[Items from an interface collection]
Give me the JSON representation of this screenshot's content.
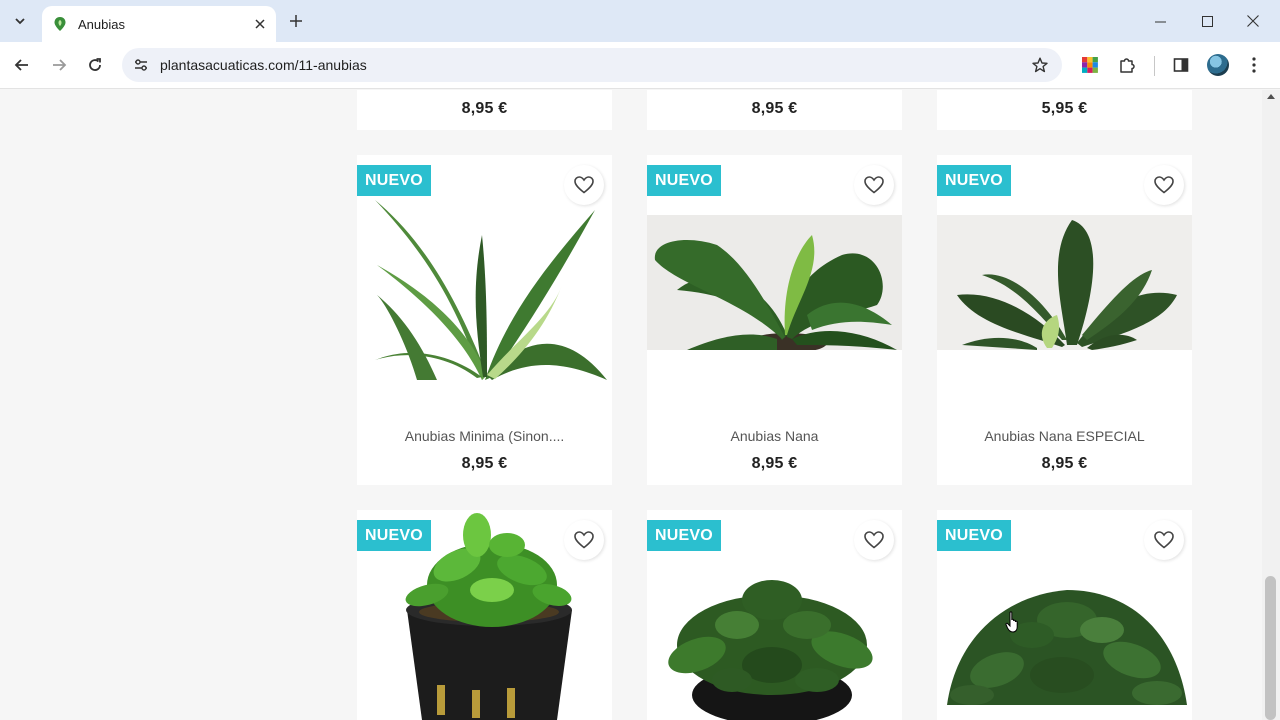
{
  "browser": {
    "tab_title": "Anubias",
    "url": "plantasacuaticas.com/11-anubias"
  },
  "products_top": [
    {
      "price": "8,95 €"
    },
    {
      "price": "8,95 €"
    },
    {
      "price": "5,95 €"
    }
  ],
  "products_mid": [
    {
      "badge": "NUEVO",
      "name": "Anubias Minima (Sinon....",
      "price": "8,95 €"
    },
    {
      "badge": "NUEVO",
      "name": "Anubias Nana",
      "price": "8,95 €"
    },
    {
      "badge": "NUEVO",
      "name": "Anubias Nana ESPECIAL",
      "price": "8,95 €"
    }
  ],
  "products_bottom": [
    {
      "badge": "NUEVO"
    },
    {
      "badge": "NUEVO"
    },
    {
      "badge": "NUEVO"
    }
  ],
  "colors": {
    "badge": "#2bbfcf",
    "leaf_dark": "#2f5a26",
    "leaf_light": "#6fbf3a"
  },
  "icons": {
    "wishlist": "heart-icon",
    "favicon": "leaf-pin-icon"
  }
}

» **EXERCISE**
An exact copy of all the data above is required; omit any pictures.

» **RESPONSE AREA**
Give me the JSON representation of this screenshot's content.
{
  "browser": {
    "tab_title": "Anubias",
    "url": "plantasacuaticas.com/11-anubias"
  },
  "products_top": [
    {
      "price": "8,95 €"
    },
    {
      "price": "8,95 €"
    },
    {
      "price": "5,95 €"
    }
  ],
  "products_mid": [
    {
      "badge": "NUEVO",
      "name": "Anubias Minima (Sinon....",
      "price": "8,95 €"
    },
    {
      "badge": "NUEVO",
      "name": "Anubias Nana",
      "price": "8,95 €"
    },
    {
      "badge": "NUEVO",
      "name": "Anubias Nana ESPECIAL",
      "price": "8,95 €"
    }
  ],
  "products_bottom": [
    {
      "badge": "NUEVO"
    },
    {
      "badge": "NUEVO"
    },
    {
      "badge": "NUEVO"
    }
  ],
  "colors": {
    "badge": "#2bbfcf",
    "leaf_dark": "#2f5a26",
    "leaf_light": "#6fbf3a"
  },
  "icons": {
    "wishlist": "heart-icon",
    "favicon": "leaf-pin-icon"
  }
}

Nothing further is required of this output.